CRESLI Seal Research
By: A. H. Kopelman, Ph.D.
The CRESLI Seal Research Program monitors seal populations and continues to conduct a long-term behavioral and population studies of seals around Long Island, including regular observations at a major haul outs at Cupsogue Beach (Moriches Bay) and the waters of Shinnecock Bay and the Plum Gut area. Population counts at Cupsogue over 19 years and elsewhere have indicated a significant and continuing increase in the number of seals utilizing Long Island's waters, as well as shifts in the species residencies and composition. Historically, Long Island's seal species typically included Harbor and Gray seals, which are relatively abundant in our waters from late fall until late spring. In recent years, "arctic" species such as Harp, Hooded and Ringed seals that were once extremely rare for Long Island, have also become more commonly sighted.
Seal surveys can be conducted using a variety of platforms such as land-based, aerial (including drones), and shipboard platforms. When conducted concurrently (if possible) iit is possible to assess the accuracy of each count. During all surveys two population estimates are produced. First a visual estimate is made by observers in the field. Subsequently, high resolution digital images taken from vessels are viewed and counts are taken. Differential counts are made for animals at or above the water's surface and below the surface, producing an accurate count.

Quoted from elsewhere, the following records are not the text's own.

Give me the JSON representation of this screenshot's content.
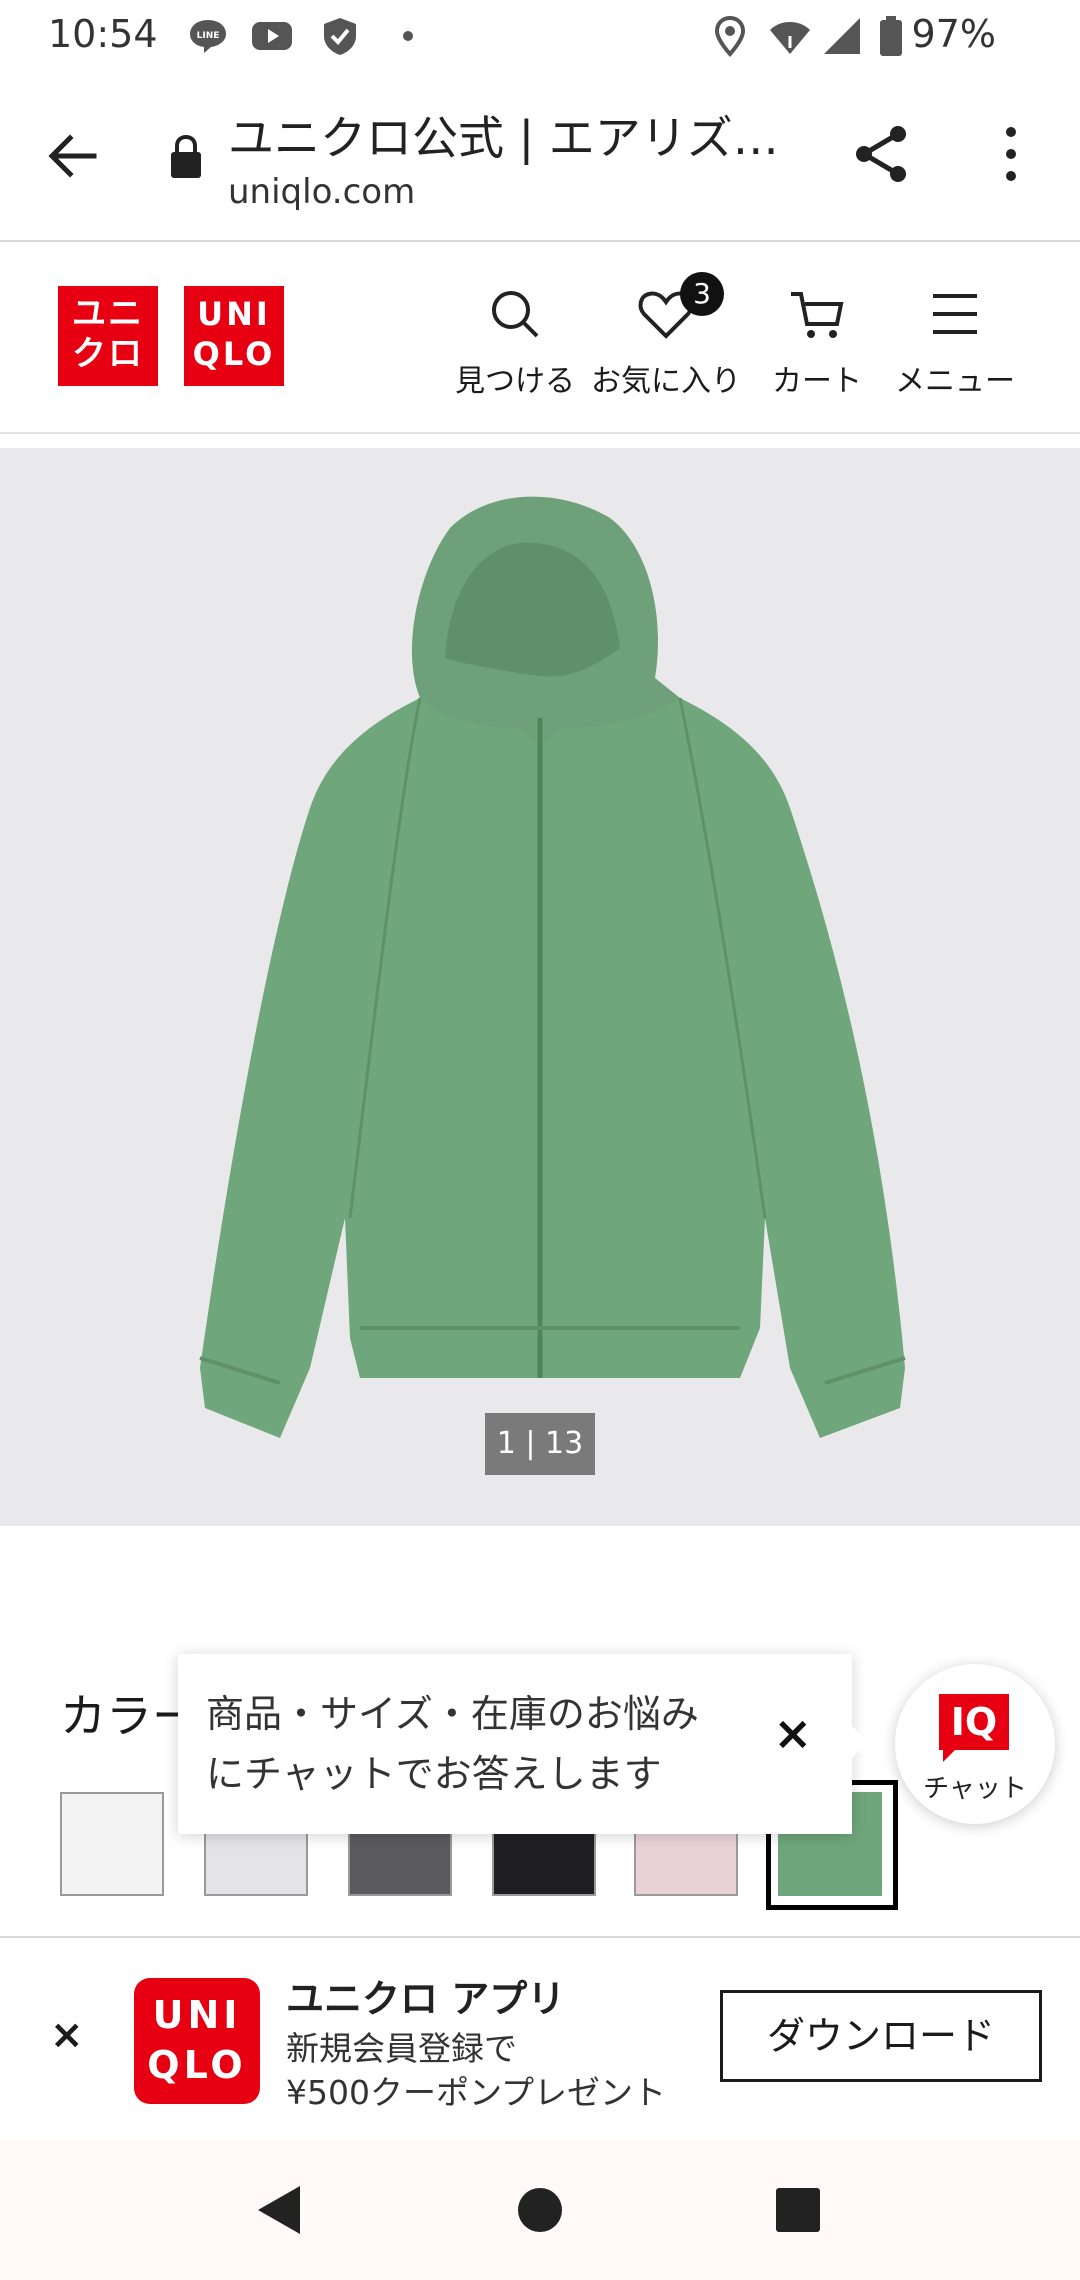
{
  "status_bar": {
    "time": "10:54",
    "battery": "97%",
    "icons": [
      "line-icon",
      "youtube-icon",
      "shield-check-icon",
      "dot-icon",
      "location-icon",
      "wifi-icon",
      "signal-icon",
      "battery-icon"
    ]
  },
  "browser": {
    "title": "ユニクロ公式 | エアリズ…",
    "host": "uniqlo.com",
    "icons": [
      "back-arrow-icon",
      "lock-icon",
      "share-icon",
      "more-vert-icon"
    ]
  },
  "header": {
    "logo_ja": [
      "ユニ",
      "クロ"
    ],
    "logo_en": [
      "UNI",
      "QLO"
    ],
    "nav": [
      {
        "label": "見つける",
        "icon": "search-icon"
      },
      {
        "label": "お気に入り",
        "icon": "heart-icon",
        "badge": "3"
      },
      {
        "label": "カート",
        "icon": "cart-icon"
      },
      {
        "label": "メニュー",
        "icon": "hamburger-icon"
      }
    ]
  },
  "product": {
    "image_counter": "1 | 13",
    "color_label": "カラー",
    "swatches": [
      {
        "color": "#f3f3f3"
      },
      {
        "color": "#e4e4e6"
      },
      {
        "color": "#5b5b5e"
      },
      {
        "color": "#1f1f22"
      },
      {
        "color": "#e9d3d9"
      },
      {
        "color": "#6fa67b",
        "selected": true
      }
    ]
  },
  "chat": {
    "tooltip_line1": "商品・サイズ・在庫のお悩み",
    "tooltip_line2": "にチャットでお答えします",
    "close": "×",
    "button_logo": "IQ",
    "button_label": "チャット"
  },
  "app_banner": {
    "close": "×",
    "logo": [
      "UNI",
      "QLO"
    ],
    "title": "ユニクロ アプリ",
    "subtitle_1": "新規会員登録で",
    "subtitle_2": "¥500クーポンプレゼント",
    "download": "ダウンロード"
  },
  "colors": {
    "brand_red": "#e60012",
    "product_green": "#6fa67b"
  }
}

Based upon the studies conducted by CRESLI and other groups there are 26 sites around Long Island that seals have been found to occupy. These include sites as unusual as some in NY Harbor, one in the shadow of Kennedy Airport, and as remote as Fishers and Plum Island, Great Gull Island, and Little Gull Island. Seal surveys are integral parts of CRESLI's Seal Research Program. Many students and volunteers assist in these long term studies.
Site monitoring is conducted at one or more specific haul out sites. Detailed observations are collected as part of a long term behavioral study to better understand feeding, mating and social organization of seals. This project includes recording the age and sex structure of a group of seals, and the specific interactions of particular individuals based upon recurrent observations of the displays and other interactions, as well as potential human harassment of seals.
Here are the summary data for seals at Cupsogue from 2004-2023
RELATED SITESCRESLI Seal photos and videos
Vimeo: CRESLI Seal Videos